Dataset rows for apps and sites
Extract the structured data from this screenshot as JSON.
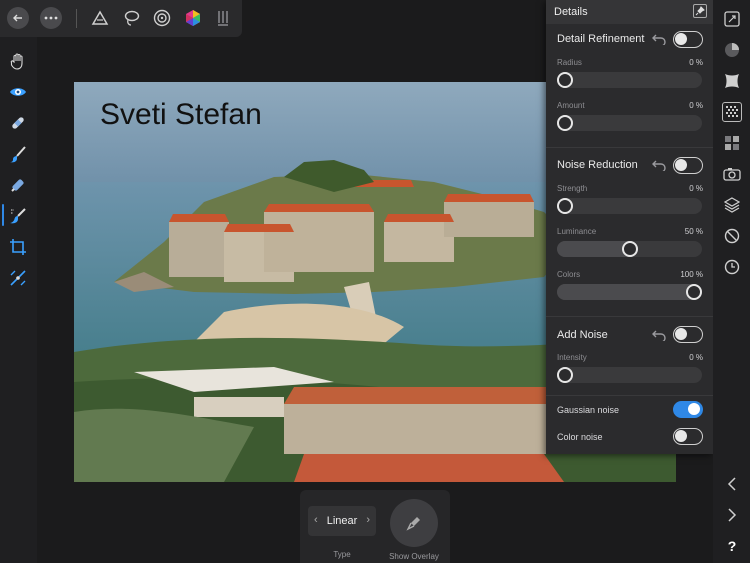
{
  "photo": {
    "caption": "Sveti Stefan"
  },
  "panel": {
    "title": "Details",
    "detail_refinement": {
      "title": "Detail Refinement",
      "enabled": false,
      "radius": {
        "label": "Radius",
        "value": "0 %",
        "level": 0
      },
      "amount": {
        "label": "Amount",
        "value": "0 %",
        "level": 0
      }
    },
    "noise_reduction": {
      "title": "Noise Reduction",
      "enabled": false,
      "strength": {
        "label": "Strength",
        "value": "0 %",
        "level": 0
      },
      "luminance": {
        "label": "Luminance",
        "value": "50 %",
        "level": 50
      },
      "colors": {
        "label": "Colors",
        "value": "100 %",
        "level": 100
      }
    },
    "add_noise": {
      "title": "Add Noise",
      "enabled": false,
      "intensity": {
        "label": "Intensity",
        "value": "0 %",
        "level": 0
      },
      "gaussian": {
        "label": "Gaussian noise",
        "enabled": true
      },
      "color_noise": {
        "label": "Color noise",
        "enabled": false
      }
    }
  },
  "context_bar": {
    "type_value": "Linear",
    "type_label": "Type",
    "overlay_label": "Show Overlay"
  },
  "right_bar": {
    "help": "?"
  },
  "colors": {
    "accent": "#2f88e6",
    "panel_bg": "#2b2b2d",
    "app_bg": "#1b1b1c"
  }
}
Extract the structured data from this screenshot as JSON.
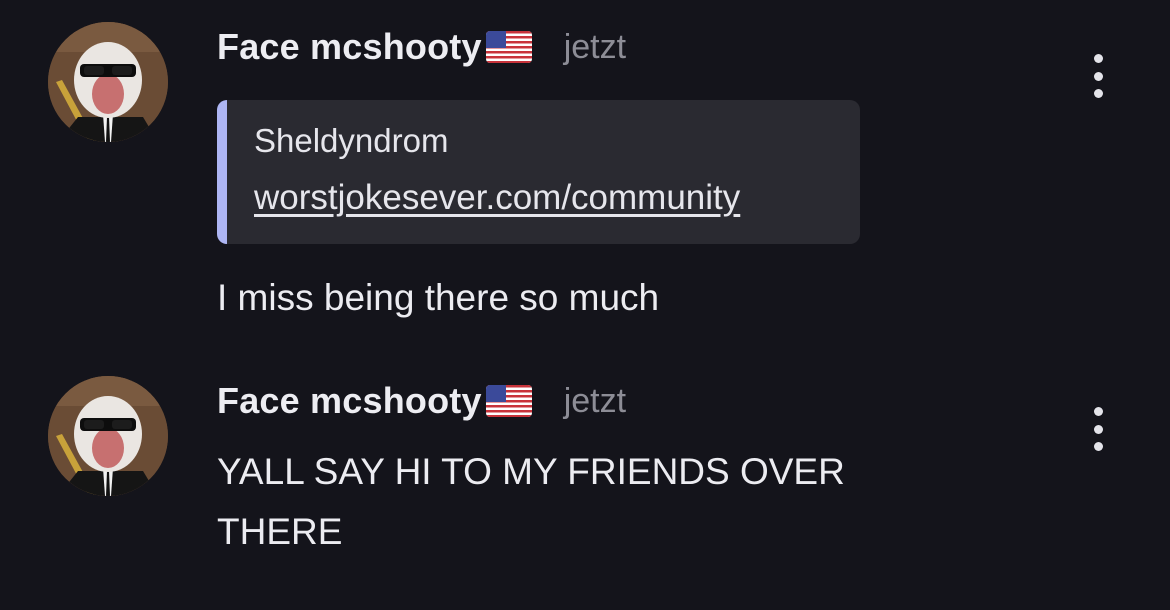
{
  "messages": [
    {
      "author": "Face mcshooty",
      "time": "jetzt",
      "embed": {
        "title": "Sheldyndrom",
        "link": "worstjokesever.com/community"
      },
      "text": "I miss being there so much"
    },
    {
      "author": "Face mcshooty",
      "time": "jetzt",
      "text_line1": "YALL SAY HI TO MY FRIENDS OVER",
      "text_line2": "THERE"
    }
  ],
  "colors": {
    "background": "#14141b",
    "embed_background": "#2a2a31",
    "embed_accent": "#aeb6f4",
    "timestamp": "#8d8d96"
  },
  "icons": [
    "avatar-image",
    "us-flag-icon",
    "more-options-icon"
  ]
}
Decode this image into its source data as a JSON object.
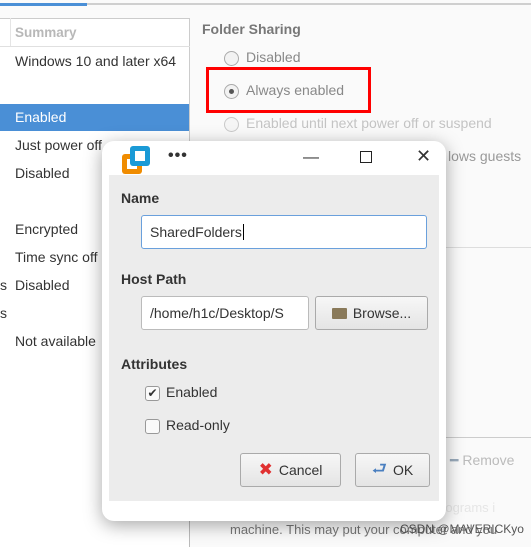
{
  "summary_header": "Summary",
  "summary_rows": [
    "Windows 10 and later x64",
    "Enabled",
    "Just power off",
    "Disabled",
    "Encrypted",
    "Time sync off",
    "Disabled",
    "Not available"
  ],
  "left_edge_fragments": [
    "s",
    "s"
  ],
  "folder_sharing": {
    "title": "Folder Sharing",
    "options": [
      {
        "label": "Disabled",
        "selected": false
      },
      {
        "label": "Always enabled",
        "selected": true
      },
      {
        "label": "Enabled until next power off or suspend",
        "selected": false
      }
    ],
    "partial_text": "lows guests"
  },
  "remove_label": "Remove",
  "warning_text": [
    "Shared folders expose your files to programs i",
    "machine. This may put your computer and you"
  ],
  "watermark": "CSDN @MAVERICKyo",
  "dialog": {
    "title": "•••",
    "name_label": "Name",
    "name_value": "SharedFolders",
    "host_path_label": "Host Path",
    "host_path_value": "/home/h1c/Desktop/S",
    "browse_label": "Browse...",
    "attributes_label": "Attributes",
    "enabled_label": "Enabled",
    "enabled_checked": true,
    "readonly_label": "Read-only",
    "readonly_checked": false,
    "cancel_label": "Cancel",
    "ok_label": "OK"
  },
  "colors": {
    "accent": "#4a8fd6",
    "highlight": "#ff0000",
    "logo_orange": "#f08c00",
    "logo_blue": "#1a9ad6"
  }
}
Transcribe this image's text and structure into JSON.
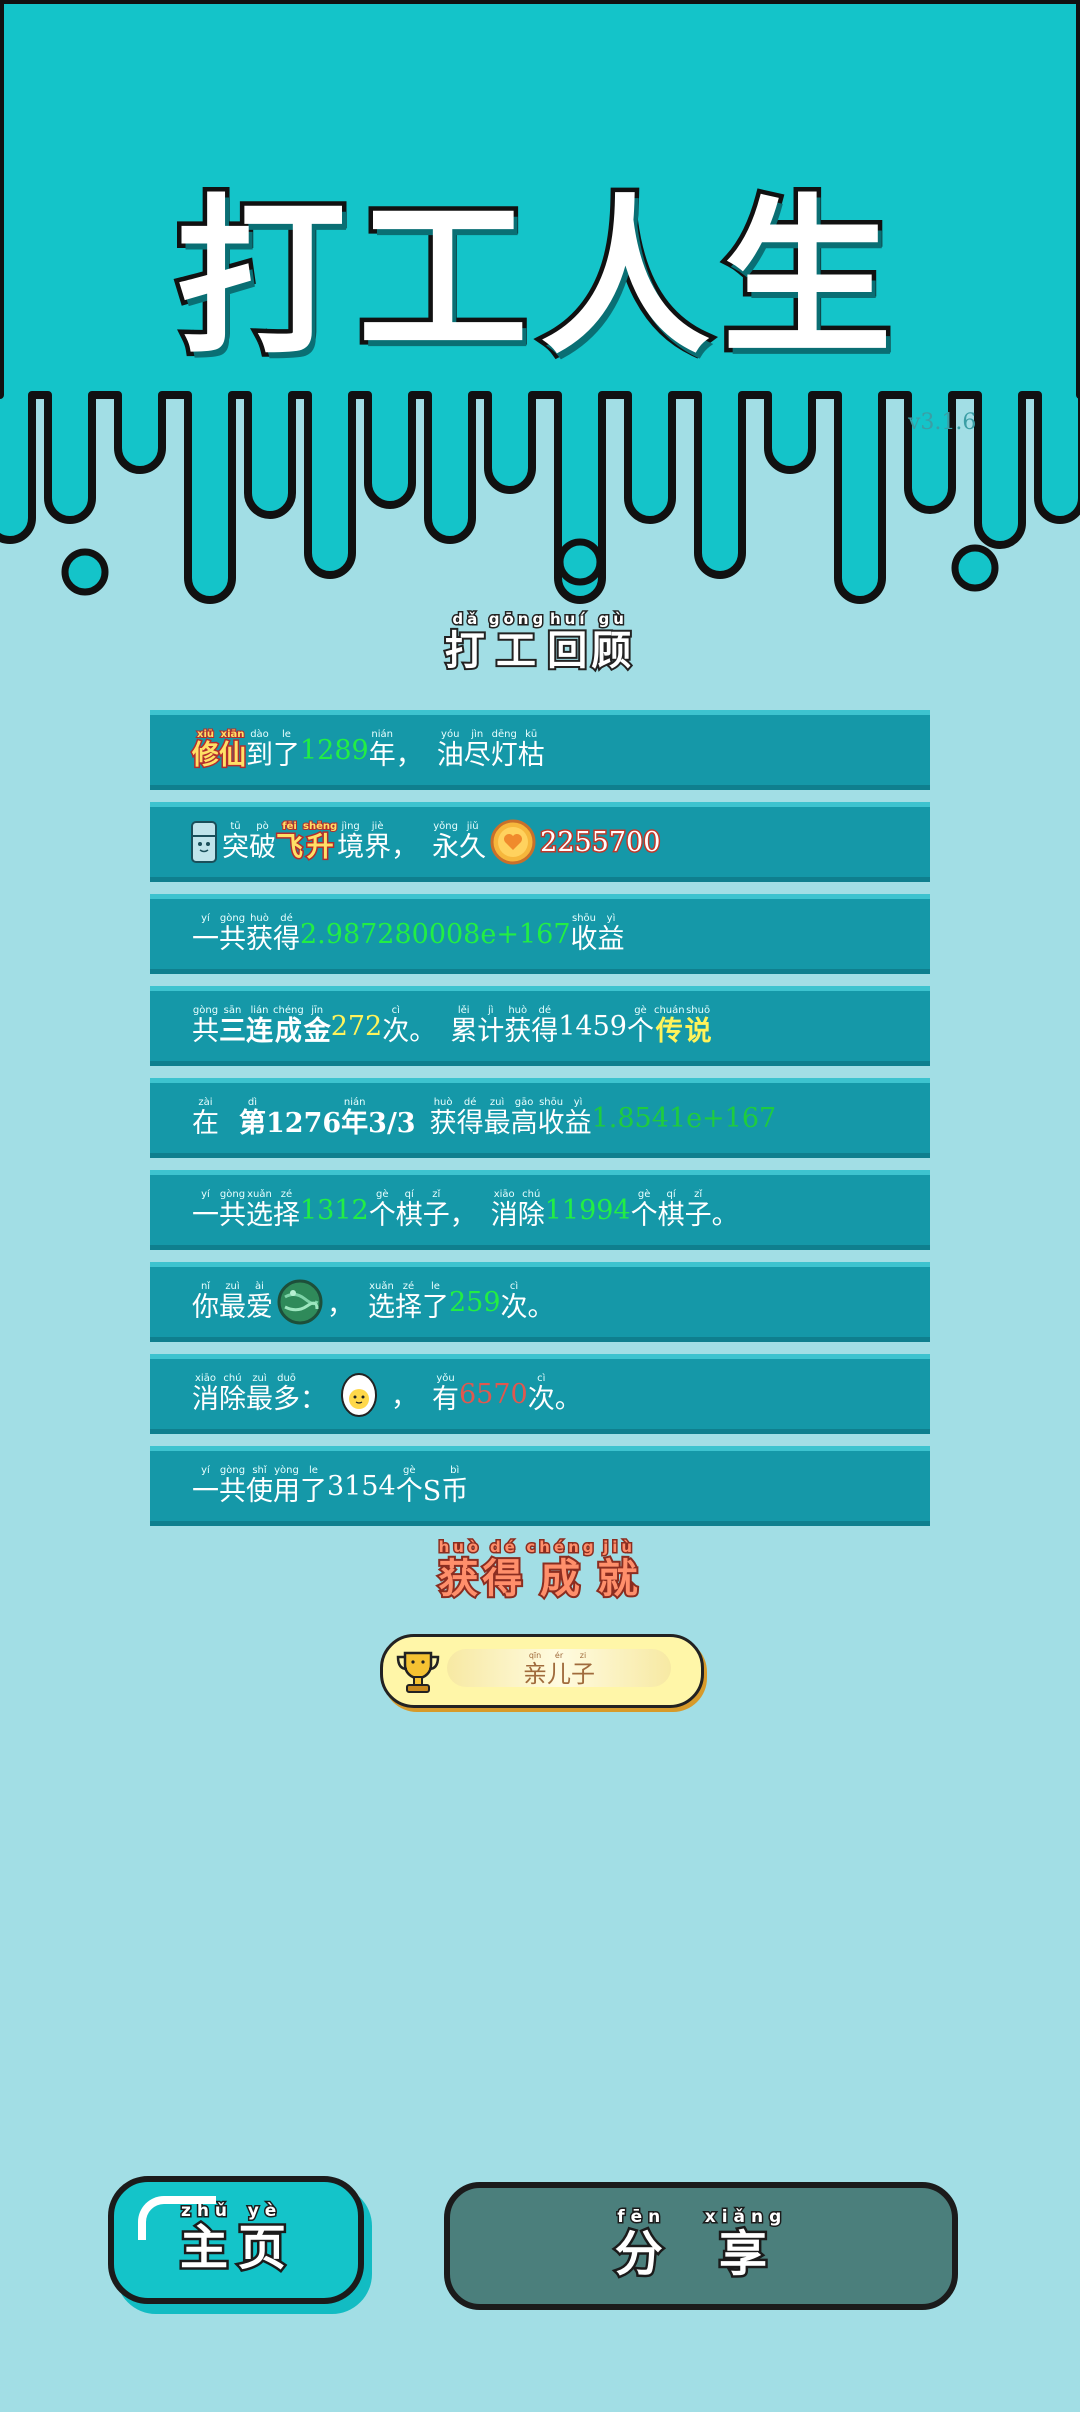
{
  "header": {
    "title": "打工人生",
    "version": "v3.1.6"
  },
  "review": {
    "title": [
      {
        "ch": "打",
        "py": "dǎ"
      },
      {
        "ch": "工",
        "py": "gōng"
      },
      {
        "ch": "回",
        "py": "huí"
      },
      {
        "ch": "顾",
        "py": "gù"
      }
    ]
  },
  "rows": {
    "r1": {
      "realm": "修仙",
      "realm_py": [
        "xiū",
        "xiān"
      ],
      "a": "到了",
      "a_py": [
        "dào",
        "le"
      ],
      "years": "1289",
      "b": "年，",
      "b_py": [
        "nián",
        ""
      ],
      "c": "油尽灯枯",
      "c_py": [
        "yóu",
        "jìn",
        "dēng",
        "kū"
      ]
    },
    "r2": {
      "a": "突破",
      "a_py": [
        "tū",
        "pò"
      ],
      "realm": "飞升",
      "realm_py": [
        "fēi",
        "shēng"
      ],
      "b": "境界，",
      "b_py": [
        "jìng",
        "jiè",
        ""
      ],
      "c": "永久",
      "c_py": [
        "yǒng",
        "jiǔ"
      ],
      "coins": "2255700"
    },
    "r3": {
      "a": "一共获得",
      "a_py": [
        "yí",
        "gòng",
        "huò",
        "dé"
      ],
      "income": "2.987280008e+167",
      "b": "收益",
      "b_py": [
        "shōu",
        "yì"
      ]
    },
    "r4": {
      "a": "共",
      "a_py": [
        "gòng"
      ],
      "combo": "三连成金",
      "combo_py": [
        "sān",
        "lián",
        "chéng",
        "jīn"
      ],
      "count": "272",
      "b": "次。",
      "b_py": [
        "cì",
        ""
      ],
      "c": "累计获得",
      "c_py": [
        "lěi",
        "jì",
        "huò",
        "dé"
      ],
      "total": "1459",
      "d": "个",
      "d_py": [
        "gè"
      ],
      "grade": "传说",
      "grade_py": [
        "chuán",
        "shuō"
      ]
    },
    "r5": {
      "a": "在",
      "a_py": [
        "zài"
      ],
      "date_pre": "第",
      "date_pre_py": "dì",
      "year": "1276",
      "year_suffix": "年",
      "year_suffix_py": "nián",
      "month_day": "3/3",
      "b": "获得最高收益",
      "b_py": [
        "huò",
        "dé",
        "zuì",
        "gāo",
        "shōu",
        "yì"
      ],
      "best": "1.8541e+167"
    },
    "r6": {
      "a": "一共选择",
      "a_py": [
        "yí",
        "gòng",
        "xuǎn",
        "zé"
      ],
      "chosen": "1312",
      "b": "个棋子，",
      "b_py": [
        "gè",
        "qí",
        "zǐ",
        ""
      ],
      "c": "消除",
      "c_py": [
        "xiāo",
        "chú"
      ],
      "cleared": "11994",
      "d": "个棋子。",
      "d_py": [
        "gè",
        "qí",
        "zǐ",
        ""
      ]
    },
    "r7": {
      "a": "你最爱",
      "a_py": [
        "nǐ",
        "zuì",
        "ài"
      ],
      "b": "，",
      "c": "选择了",
      "c_py": [
        "xuǎn",
        "zé",
        "le"
      ],
      "times": "259",
      "d": "次。",
      "d_py": [
        "cì",
        ""
      ],
      "fav_icon": "green-planet-icon"
    },
    "r8": {
      "a": "消除最多：",
      "a_py": [
        "xiāo",
        "chú",
        "zuì",
        "duō",
        ""
      ],
      "b": "，",
      "c": "有",
      "c_py": [
        "yǒu"
      ],
      "times": "6570",
      "d": "次。",
      "d_py": [
        "cì",
        ""
      ],
      "most_icon": "egg-icon"
    },
    "r9": {
      "a": "一共使用了",
      "a_py": [
        "yí",
        "gòng",
        "shǐ",
        "yòng",
        "le"
      ],
      "coins": "3154",
      "b": "个S币",
      "b_py": [
        "gè",
        "",
        "bì"
      ]
    }
  },
  "achievements": {
    "title": [
      {
        "ch": "获",
        "py": "huò"
      },
      {
        "ch": "得",
        "py": "dé"
      },
      {
        "ch": "成",
        "py": "chéng"
      },
      {
        "ch": "就",
        "py": "jiù"
      }
    ],
    "badge_label": "亲儿子",
    "badge_py": [
      "qīn",
      "ér",
      "zi"
    ],
    "badge_icon": "trophy-icon"
  },
  "buttons": {
    "home": {
      "chars": [
        "主",
        "页"
      ],
      "py": [
        "zhǔ",
        "yè"
      ]
    },
    "share": {
      "chars": [
        "分",
        "享"
      ],
      "py": [
        "fēn",
        "xiǎng"
      ]
    }
  },
  "colors": {
    "top_bg": "#14c4c9",
    "page_bg": "#a2dee5",
    "row_bg": "#1598a8",
    "highlight_green": "#22ee44",
    "highlight_yellow": "#fff35a",
    "highlight_red": "#e0584f",
    "share_button": "#4b7f7c"
  }
}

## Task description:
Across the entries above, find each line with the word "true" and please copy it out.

## Output for this task:
        "enabled": true
        "selected": true
    "enabled_checked": true,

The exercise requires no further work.